|Criminality, Social Networks and Integration in the Norwegian Society of Amsterdam, 1640-1700|
|In the early modern period, the coastal regions of Norway witnessed an extensive female migration to Amsterdam; thousands of women travelled overseas hoping for a future in the Netherlands. Many did find the better lives they searched for, but a large number ended up in the criminal circuits of Amsterdam. The lives, fates and the social networks of these women are some themes of my PhD research. The Norwegian female criminality in Amsterdam will be approached by looking at the following questions: what was the nature of the crimes committed by the Norwegian women? In what ways were existing social networks, established by groups of foreigners already living in Amsterdam, used by these criminals? What connections existed between the criminal migrants in Amsterdam and criminal networks in other Dutch cities, like Hoorn? Could the criminality in the migrant society of Amsterdam be a result of a failed integration?
The two main sources for this research are the Amsterdam criminal records and the engagement registers. The criminal records are the principal source for this research: they form a collection of detailed testimonies of the accused women. These testimonies show that the foreign criminal women frequently operated within the foreign neighbourhood they lived in and they were often actively part of foreign criminal networks both within and outside Amsterdam. Hoorn, a small coastal city north of Amsterdam, is one of the cities often mentioned by the Norwegian criminals.
The second valuable source used is the engagement registers. When a couple wanted to marry, they first had to register at the city hall. These registers show that the majority of the Norwegian migrant-women married other foreigners, mainly Scandinavian and German sailors. Secondly the registers show that most of the women lived in a small neighbourhood in the western outskirts of Amsterdam, well known for its large population of poor foreigners and its high rates of criminality. The engagement registers from the 1640ís and onwards also offers us a detailed picture of the social networks of the marrying couple, through the information provided of the witnesses used by the couple. Since many of the criminal women were married or widowed, they can be traced in the engagement register.

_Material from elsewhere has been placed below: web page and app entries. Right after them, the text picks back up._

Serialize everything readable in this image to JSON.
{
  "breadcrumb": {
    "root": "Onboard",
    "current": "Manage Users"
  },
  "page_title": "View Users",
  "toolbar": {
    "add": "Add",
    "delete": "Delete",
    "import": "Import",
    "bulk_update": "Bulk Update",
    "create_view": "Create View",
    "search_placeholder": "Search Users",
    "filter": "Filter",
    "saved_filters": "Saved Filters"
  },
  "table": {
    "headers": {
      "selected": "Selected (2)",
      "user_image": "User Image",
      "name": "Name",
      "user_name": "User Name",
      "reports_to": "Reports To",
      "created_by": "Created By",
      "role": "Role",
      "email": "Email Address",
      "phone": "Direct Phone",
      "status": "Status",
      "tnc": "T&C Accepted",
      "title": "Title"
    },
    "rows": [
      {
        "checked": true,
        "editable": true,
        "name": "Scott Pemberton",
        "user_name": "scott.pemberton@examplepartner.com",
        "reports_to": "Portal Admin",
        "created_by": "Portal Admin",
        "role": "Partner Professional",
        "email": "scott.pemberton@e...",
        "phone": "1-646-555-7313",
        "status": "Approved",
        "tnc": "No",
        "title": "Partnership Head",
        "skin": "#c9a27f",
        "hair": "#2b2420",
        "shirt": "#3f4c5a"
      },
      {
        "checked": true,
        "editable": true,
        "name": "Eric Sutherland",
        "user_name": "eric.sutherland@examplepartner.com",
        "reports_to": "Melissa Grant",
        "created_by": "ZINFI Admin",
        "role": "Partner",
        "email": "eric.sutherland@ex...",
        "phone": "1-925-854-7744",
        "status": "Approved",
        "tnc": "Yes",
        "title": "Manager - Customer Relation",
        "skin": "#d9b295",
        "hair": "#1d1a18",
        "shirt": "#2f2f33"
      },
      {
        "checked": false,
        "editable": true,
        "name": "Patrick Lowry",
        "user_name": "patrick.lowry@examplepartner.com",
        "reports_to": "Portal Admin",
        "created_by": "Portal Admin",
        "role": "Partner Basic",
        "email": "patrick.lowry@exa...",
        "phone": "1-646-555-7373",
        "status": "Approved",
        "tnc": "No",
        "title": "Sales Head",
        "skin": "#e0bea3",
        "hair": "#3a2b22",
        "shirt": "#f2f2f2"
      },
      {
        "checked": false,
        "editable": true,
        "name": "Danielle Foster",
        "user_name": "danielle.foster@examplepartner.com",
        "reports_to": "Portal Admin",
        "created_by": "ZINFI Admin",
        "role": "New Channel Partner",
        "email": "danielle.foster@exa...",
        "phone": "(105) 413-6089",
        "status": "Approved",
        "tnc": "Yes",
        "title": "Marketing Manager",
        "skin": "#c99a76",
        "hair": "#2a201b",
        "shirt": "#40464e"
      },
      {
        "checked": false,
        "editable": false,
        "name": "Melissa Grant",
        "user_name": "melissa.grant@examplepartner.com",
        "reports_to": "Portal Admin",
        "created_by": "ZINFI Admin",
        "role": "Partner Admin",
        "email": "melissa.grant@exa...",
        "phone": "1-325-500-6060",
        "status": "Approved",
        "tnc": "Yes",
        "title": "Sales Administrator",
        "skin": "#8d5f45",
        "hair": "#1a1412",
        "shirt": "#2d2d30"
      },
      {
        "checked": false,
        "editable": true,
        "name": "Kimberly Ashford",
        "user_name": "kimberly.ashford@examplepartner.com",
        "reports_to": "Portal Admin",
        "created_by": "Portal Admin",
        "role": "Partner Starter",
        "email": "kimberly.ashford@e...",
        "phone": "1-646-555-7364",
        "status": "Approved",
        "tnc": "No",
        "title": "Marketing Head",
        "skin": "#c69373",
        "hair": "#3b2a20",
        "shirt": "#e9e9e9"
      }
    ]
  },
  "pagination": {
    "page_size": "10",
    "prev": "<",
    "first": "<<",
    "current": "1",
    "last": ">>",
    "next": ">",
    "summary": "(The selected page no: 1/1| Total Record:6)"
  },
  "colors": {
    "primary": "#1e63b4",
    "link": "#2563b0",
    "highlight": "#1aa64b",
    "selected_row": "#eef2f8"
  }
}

By analyzing the criminal records and combining them with the information provided in the engagement registers, it is possible to perceive detailed life stories of many of the criminal Norwegian women. This can be used to reconstruct how the social networks were structured and how these networks were exploited by the criminals. Also it is possible to analyze to which extent these criminal migrant women were integrated in the Dutch society. Although Amsterdam in the early modern period is often seen as a tolerant place where foreigners and indigenous people lived side by side, for the many poor foreigners this was not the case: integration was anything but complete. In my paper I will show that there might be a correlation between the failure to integrate and the excessive rate of criminality in Amsterdam in the early modern period.